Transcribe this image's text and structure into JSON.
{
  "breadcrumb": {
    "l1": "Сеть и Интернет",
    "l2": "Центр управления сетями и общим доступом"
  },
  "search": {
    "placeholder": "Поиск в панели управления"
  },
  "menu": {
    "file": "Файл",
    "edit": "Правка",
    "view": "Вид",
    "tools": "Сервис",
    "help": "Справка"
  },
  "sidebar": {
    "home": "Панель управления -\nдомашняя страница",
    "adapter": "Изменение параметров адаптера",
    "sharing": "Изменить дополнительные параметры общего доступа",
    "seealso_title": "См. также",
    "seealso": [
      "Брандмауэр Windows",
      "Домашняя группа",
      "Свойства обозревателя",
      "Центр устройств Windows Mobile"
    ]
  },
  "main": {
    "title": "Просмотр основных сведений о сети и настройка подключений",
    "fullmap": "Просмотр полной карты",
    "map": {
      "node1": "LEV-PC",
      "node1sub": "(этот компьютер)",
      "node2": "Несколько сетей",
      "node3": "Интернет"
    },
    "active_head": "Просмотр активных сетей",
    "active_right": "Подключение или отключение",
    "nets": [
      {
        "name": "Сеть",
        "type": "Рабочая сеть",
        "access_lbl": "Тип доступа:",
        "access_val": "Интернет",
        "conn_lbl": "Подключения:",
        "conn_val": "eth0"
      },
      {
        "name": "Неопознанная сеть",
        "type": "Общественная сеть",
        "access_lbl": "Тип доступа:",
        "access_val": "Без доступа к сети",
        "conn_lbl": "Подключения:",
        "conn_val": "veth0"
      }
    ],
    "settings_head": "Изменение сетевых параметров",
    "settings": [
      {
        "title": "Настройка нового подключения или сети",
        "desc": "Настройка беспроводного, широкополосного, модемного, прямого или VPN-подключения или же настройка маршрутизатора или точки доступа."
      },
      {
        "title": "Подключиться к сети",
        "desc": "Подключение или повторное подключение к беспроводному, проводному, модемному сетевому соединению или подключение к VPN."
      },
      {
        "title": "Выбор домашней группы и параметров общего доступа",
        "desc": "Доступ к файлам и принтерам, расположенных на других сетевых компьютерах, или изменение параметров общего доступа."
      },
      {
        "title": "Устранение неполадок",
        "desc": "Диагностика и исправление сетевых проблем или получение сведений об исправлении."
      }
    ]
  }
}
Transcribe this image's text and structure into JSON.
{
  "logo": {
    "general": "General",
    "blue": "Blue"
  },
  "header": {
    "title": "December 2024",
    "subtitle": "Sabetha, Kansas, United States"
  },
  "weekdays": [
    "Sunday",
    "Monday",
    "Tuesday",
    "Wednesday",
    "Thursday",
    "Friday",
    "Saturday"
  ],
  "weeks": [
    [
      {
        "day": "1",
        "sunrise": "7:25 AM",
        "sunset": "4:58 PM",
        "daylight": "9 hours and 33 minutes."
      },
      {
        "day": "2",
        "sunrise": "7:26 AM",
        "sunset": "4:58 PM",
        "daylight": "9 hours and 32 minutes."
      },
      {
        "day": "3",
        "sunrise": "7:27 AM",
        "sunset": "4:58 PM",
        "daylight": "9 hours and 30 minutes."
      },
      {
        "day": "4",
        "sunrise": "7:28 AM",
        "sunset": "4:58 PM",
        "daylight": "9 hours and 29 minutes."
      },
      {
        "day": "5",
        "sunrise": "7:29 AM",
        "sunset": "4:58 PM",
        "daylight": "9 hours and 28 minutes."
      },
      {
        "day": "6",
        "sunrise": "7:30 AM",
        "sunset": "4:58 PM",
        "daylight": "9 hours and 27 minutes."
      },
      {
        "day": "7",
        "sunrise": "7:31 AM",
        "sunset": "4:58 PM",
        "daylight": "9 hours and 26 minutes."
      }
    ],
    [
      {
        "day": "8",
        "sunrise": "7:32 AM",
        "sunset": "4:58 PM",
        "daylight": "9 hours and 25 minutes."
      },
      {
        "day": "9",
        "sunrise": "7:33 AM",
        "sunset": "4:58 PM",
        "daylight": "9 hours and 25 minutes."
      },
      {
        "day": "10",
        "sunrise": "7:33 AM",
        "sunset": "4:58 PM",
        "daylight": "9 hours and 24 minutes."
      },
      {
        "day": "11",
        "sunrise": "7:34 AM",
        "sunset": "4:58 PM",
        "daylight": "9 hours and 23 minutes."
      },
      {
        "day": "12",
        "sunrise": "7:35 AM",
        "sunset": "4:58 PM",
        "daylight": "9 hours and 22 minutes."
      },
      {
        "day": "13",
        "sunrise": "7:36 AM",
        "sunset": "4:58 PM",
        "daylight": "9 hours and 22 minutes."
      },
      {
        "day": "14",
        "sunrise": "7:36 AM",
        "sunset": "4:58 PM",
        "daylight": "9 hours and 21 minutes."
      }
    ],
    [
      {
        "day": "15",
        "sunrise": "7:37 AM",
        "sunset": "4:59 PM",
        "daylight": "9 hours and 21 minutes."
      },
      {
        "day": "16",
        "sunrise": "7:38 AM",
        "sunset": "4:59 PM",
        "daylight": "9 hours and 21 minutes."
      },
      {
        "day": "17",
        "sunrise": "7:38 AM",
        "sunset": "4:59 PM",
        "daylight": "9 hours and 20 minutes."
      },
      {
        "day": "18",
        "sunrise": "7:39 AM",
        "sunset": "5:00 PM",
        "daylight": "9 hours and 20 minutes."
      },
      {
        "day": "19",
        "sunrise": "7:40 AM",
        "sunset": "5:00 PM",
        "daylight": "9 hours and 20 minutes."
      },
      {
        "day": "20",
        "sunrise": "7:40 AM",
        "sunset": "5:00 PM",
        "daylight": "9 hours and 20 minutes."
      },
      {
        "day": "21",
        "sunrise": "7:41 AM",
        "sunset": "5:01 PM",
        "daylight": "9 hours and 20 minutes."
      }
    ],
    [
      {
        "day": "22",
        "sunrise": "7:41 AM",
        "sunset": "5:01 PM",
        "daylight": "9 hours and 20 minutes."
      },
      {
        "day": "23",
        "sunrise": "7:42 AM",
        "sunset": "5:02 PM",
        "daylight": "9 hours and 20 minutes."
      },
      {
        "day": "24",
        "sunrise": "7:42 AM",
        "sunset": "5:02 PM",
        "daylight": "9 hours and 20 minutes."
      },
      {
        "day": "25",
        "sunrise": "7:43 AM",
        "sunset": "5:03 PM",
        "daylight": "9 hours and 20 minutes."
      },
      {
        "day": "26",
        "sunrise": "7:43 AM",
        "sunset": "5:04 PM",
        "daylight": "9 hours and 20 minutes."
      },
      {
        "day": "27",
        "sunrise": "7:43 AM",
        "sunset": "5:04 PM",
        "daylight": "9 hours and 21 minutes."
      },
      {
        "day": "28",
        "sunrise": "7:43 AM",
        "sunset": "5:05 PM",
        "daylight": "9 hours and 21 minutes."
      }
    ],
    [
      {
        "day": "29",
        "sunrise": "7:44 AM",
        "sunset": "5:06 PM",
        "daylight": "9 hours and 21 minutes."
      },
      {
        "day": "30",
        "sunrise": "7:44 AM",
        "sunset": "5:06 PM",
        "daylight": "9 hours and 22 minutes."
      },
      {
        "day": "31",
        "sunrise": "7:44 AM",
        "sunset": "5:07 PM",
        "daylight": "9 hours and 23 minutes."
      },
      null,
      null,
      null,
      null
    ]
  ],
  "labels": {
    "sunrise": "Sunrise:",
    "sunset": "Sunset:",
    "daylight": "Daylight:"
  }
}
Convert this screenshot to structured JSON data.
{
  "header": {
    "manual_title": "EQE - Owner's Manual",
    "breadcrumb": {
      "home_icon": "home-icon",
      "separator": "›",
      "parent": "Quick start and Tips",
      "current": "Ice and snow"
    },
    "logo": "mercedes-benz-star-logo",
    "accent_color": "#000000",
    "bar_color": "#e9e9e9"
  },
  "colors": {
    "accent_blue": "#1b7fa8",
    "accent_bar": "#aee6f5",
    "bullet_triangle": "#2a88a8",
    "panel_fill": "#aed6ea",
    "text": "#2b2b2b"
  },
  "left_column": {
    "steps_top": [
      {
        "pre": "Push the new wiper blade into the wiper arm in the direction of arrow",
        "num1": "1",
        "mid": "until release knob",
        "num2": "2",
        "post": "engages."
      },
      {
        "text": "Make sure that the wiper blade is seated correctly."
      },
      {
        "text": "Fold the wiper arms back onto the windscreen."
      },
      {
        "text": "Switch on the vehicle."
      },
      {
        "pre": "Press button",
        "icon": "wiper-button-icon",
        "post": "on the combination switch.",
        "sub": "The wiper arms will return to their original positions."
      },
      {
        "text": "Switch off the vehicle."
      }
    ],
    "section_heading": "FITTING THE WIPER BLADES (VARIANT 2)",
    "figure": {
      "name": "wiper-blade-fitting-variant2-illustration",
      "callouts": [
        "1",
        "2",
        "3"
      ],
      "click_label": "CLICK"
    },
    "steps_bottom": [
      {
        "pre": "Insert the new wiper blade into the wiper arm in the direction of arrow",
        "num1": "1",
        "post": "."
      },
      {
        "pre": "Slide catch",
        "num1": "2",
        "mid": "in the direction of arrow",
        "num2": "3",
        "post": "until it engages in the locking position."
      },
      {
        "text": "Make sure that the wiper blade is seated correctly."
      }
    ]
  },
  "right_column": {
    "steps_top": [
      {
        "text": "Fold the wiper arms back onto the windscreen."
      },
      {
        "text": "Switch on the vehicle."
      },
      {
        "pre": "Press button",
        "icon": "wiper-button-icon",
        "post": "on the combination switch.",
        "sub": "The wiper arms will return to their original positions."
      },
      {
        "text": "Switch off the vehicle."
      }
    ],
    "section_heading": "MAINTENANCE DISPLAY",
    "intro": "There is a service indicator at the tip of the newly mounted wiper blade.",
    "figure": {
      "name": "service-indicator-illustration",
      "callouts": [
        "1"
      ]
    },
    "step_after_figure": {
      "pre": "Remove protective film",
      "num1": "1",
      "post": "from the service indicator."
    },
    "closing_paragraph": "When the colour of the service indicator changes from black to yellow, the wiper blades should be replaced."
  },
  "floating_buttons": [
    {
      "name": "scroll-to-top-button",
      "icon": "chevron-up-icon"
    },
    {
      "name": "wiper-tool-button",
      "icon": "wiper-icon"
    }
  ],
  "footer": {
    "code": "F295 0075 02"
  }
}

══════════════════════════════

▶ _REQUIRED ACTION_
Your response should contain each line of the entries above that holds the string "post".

▶ _SOLUTION FOR THIS TASK_
        "post": "engages."
        "post": "on the combination switch.",
        "post": "."
        "post": "until it engages in the locking position."
        "post": "on the combination switch.",
      "post": "from the service indicator."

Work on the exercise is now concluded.